I will explore this issue over the festive period, and, starting today, I offer a brief four-part summary on the plausible formations available to our manager, as we look to aim for the play-offs in 2012.

First up, I look at the much-criticised 4-4-2.

A huge burden is currently placed upon our central midfield to not only bolster the defence, but supplement our offensive transition.

Looking at all the options available to the manager, I must once again reaffirm my belief we don’t hold one of the two required central combinations needed for 4-4-2 to be rendered effective.

These are a box-to-box midfielder coupled with a goal-scoring attacking midfielder, or a box-to box midfielder combined with a holding player.

Offensively, Keith Treacy, Ross Wallace and Junior Stanislas are used to stretch the opposition defence from touchline to touchline.

Kieran Trippier and Bn Mee are expected to overlap and deliver the ball into the danger zone.

As we saw with his goal on Saturday, Trippier has been one of our most dangerous offensive outlets to date.

However, with both Manchester City loanees pushing high up the field, the counter attack will continue to be a useful tactic for the opposition to adopt.

It must be said the importance of the two striker combination cannot be underestimated in a rigid 4-4-2.

We have seen the benefits of the Charlie Austin/Jay Rodriguez partnership already this season, and Howe would be forgiven for wanting to renew that at the earliest convenience.

However, Martin Paterson returned to the fold on Saturday and I would suggest pairing him alongside Rodriguez, to pose the opposition a true defensive dilemma.

If we use the defensive line as an example, we can ascertain the problems faced by any opposition when attempting to nullify the pair.

It has been a noticeable tactic of the opposition to defend high against Rodriguez, to restrict his space.

Meanwhile, considering the pace of Paterson, any opponent would undoubtedly prefer to utilise a deep line, in an attempt to restrict the space behind the defensive line.

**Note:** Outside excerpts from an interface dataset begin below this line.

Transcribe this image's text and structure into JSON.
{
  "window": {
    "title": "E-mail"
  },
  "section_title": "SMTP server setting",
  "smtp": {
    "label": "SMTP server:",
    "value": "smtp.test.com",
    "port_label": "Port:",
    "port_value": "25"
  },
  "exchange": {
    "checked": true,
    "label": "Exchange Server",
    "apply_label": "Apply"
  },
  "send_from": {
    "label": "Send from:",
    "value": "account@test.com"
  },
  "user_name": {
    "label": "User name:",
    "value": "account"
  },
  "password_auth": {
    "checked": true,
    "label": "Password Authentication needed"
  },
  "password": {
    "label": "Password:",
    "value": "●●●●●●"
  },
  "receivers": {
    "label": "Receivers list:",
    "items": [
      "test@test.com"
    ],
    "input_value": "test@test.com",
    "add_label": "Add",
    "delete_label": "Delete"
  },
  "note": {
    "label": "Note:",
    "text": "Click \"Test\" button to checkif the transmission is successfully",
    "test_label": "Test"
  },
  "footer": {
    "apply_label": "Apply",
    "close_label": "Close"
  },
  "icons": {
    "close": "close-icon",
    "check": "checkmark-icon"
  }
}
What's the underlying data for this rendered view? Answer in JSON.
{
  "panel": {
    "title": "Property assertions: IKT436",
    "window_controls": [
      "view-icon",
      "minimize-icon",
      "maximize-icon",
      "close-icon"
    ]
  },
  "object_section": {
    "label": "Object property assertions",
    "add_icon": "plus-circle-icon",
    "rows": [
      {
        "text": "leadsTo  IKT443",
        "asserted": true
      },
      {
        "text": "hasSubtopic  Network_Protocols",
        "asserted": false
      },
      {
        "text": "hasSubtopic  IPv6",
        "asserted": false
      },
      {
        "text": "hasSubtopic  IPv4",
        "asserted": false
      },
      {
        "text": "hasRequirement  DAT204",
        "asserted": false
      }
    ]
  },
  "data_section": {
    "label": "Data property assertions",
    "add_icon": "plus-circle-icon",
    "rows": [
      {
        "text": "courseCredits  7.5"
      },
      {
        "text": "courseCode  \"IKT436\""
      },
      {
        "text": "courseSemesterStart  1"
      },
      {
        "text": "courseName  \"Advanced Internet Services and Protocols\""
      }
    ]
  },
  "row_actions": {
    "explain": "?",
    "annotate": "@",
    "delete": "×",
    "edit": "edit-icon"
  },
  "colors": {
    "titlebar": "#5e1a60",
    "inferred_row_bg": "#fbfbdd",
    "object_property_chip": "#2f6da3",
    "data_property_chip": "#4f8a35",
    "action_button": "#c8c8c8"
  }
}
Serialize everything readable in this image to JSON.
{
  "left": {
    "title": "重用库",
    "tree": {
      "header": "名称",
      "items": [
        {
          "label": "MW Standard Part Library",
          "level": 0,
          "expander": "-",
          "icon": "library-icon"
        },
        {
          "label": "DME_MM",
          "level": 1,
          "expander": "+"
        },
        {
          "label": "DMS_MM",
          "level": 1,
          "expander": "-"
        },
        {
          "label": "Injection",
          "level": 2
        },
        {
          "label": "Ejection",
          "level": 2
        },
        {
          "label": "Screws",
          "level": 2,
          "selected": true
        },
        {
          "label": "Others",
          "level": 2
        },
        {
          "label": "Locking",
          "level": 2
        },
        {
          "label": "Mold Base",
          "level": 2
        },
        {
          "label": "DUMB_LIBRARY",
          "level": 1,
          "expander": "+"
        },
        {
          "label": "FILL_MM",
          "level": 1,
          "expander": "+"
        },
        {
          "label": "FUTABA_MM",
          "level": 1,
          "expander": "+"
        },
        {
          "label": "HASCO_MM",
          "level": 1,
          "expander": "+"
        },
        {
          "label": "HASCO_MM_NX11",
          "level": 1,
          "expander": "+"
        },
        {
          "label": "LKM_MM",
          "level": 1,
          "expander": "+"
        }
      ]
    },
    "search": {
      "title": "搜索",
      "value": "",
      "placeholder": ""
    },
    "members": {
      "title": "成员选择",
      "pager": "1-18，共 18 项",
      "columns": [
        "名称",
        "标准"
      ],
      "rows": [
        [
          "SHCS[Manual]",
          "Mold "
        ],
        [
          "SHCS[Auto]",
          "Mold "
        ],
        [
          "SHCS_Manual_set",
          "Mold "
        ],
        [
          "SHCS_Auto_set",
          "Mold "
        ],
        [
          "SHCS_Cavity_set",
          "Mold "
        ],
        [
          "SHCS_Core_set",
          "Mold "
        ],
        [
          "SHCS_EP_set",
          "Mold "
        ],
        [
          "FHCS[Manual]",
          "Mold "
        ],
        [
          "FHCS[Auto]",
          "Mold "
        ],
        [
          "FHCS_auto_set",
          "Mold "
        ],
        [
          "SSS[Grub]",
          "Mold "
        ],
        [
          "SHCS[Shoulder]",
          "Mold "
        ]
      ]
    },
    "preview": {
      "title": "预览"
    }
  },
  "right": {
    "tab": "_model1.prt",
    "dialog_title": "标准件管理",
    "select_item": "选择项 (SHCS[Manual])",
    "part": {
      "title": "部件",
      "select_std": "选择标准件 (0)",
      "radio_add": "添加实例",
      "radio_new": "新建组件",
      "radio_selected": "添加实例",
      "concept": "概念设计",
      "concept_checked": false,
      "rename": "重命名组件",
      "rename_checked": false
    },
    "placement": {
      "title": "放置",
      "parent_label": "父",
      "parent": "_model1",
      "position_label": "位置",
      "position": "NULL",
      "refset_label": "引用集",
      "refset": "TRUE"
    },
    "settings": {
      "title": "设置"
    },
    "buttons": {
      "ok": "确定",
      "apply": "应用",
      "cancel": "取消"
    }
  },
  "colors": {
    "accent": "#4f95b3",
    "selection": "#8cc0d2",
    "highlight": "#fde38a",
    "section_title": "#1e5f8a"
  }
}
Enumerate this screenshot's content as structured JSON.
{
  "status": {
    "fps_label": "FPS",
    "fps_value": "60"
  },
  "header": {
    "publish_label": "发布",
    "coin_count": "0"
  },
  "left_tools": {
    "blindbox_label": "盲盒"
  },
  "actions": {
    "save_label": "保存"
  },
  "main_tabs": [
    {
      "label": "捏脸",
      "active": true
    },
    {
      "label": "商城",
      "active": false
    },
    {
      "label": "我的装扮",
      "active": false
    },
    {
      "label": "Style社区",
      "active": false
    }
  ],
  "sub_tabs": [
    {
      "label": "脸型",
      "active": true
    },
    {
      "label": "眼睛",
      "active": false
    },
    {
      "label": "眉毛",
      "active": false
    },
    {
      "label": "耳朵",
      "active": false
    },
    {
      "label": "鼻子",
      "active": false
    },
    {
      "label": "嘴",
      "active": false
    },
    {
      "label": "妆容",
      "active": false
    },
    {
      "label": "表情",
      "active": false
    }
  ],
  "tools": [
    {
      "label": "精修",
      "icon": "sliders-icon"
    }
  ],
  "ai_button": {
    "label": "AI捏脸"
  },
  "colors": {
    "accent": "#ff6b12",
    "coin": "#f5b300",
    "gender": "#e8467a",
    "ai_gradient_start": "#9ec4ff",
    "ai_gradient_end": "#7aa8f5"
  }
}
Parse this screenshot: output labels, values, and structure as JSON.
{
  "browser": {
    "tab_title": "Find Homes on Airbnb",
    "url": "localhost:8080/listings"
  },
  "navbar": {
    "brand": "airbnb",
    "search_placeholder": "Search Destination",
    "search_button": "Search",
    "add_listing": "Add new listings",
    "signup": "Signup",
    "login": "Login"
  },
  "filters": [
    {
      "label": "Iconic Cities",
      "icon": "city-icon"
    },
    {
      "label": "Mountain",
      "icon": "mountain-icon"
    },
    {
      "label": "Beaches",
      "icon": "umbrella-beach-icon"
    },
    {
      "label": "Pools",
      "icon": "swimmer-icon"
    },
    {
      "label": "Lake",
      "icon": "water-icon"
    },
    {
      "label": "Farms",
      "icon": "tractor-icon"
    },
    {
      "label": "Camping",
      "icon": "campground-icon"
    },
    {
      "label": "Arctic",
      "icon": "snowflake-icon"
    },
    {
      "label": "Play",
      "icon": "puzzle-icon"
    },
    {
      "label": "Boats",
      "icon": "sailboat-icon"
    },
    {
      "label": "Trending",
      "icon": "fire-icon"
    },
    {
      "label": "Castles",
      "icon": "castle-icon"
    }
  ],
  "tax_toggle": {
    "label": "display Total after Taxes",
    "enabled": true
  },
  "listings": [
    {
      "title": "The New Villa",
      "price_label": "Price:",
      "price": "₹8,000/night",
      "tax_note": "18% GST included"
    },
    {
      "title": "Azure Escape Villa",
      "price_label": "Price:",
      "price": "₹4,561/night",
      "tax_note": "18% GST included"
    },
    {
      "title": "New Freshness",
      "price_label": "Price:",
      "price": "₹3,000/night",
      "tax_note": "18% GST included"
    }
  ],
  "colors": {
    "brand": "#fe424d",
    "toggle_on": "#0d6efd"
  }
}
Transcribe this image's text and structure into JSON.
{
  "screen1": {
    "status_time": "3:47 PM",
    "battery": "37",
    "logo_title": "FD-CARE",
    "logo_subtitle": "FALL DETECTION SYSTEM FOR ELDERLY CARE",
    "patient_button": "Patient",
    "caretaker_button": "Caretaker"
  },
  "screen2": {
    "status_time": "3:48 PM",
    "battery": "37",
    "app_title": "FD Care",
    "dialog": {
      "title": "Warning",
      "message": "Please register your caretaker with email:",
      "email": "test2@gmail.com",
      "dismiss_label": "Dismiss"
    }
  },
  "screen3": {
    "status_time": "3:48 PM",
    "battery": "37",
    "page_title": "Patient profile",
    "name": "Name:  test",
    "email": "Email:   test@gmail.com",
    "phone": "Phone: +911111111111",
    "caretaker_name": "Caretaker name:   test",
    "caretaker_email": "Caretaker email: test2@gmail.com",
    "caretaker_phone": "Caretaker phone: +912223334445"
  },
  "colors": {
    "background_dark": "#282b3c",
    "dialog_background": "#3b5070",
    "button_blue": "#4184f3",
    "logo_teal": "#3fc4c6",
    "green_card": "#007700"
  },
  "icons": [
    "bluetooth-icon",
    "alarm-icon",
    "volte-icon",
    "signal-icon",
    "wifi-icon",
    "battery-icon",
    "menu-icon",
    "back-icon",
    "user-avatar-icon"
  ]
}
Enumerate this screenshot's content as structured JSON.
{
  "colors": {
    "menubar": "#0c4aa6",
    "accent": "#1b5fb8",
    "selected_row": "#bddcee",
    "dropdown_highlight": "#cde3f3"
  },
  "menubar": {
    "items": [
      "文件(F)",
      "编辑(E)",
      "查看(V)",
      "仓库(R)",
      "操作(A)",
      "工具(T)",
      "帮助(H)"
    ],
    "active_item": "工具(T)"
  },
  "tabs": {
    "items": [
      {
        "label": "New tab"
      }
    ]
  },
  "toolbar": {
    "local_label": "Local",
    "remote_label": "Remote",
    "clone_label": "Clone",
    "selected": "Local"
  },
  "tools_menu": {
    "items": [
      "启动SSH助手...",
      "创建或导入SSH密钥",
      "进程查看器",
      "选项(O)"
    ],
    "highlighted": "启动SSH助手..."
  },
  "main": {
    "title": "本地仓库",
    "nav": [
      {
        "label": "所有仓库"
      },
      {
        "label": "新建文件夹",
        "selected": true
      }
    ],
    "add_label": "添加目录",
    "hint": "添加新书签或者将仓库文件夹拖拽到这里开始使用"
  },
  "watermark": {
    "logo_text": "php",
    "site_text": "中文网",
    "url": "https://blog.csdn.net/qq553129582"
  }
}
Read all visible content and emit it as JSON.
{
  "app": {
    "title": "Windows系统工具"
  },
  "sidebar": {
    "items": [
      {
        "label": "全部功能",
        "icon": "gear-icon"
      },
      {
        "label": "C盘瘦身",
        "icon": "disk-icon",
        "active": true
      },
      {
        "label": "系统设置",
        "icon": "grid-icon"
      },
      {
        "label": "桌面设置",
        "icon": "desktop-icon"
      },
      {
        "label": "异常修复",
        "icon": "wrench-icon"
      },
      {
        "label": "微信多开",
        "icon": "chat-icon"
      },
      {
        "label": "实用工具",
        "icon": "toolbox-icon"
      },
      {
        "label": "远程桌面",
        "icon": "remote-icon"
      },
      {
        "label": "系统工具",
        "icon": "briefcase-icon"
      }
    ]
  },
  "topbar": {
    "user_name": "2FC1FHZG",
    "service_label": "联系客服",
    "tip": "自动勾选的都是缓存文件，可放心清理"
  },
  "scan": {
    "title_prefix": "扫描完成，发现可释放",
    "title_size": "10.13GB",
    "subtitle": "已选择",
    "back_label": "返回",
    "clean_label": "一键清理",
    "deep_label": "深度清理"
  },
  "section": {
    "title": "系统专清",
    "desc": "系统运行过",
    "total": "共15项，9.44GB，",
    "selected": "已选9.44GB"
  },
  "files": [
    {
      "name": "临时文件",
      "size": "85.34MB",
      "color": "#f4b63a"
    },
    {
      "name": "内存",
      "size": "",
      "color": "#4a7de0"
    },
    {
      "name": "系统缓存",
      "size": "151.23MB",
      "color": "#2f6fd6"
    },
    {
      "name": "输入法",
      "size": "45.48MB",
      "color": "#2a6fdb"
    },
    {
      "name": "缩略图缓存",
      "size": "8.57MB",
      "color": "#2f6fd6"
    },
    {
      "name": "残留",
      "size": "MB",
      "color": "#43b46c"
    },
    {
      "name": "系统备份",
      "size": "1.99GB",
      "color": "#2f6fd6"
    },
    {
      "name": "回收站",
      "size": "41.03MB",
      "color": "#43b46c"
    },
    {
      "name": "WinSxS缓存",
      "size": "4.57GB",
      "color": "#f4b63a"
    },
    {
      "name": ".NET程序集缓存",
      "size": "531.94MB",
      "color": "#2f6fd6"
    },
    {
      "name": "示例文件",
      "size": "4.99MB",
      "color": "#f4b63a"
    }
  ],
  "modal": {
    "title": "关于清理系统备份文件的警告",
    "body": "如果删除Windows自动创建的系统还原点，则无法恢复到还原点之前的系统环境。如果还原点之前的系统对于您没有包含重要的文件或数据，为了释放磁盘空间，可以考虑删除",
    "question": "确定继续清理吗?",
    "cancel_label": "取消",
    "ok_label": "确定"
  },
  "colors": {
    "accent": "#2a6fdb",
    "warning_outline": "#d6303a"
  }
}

With regards to our defensive unit, a flat back four can be dominated by an attacker such as Craig Mackail-Smith, who aims to make a diagonal run behind the defensive line.

This was apparent on Saturday, and few will disagree he could, and should, have earned his team an unfathomable share of the spoils.

When dealing with pace it would be reasonable to suggest that we deploy a central defender in a role akin to that of a sweeper, in order to aid defensive transition.

The sweeper would not have a responsibility to man mark, and thus a full back would need to stay back and support.

Whether that be Trippier or Mee depends on the focal point of the opposition attack.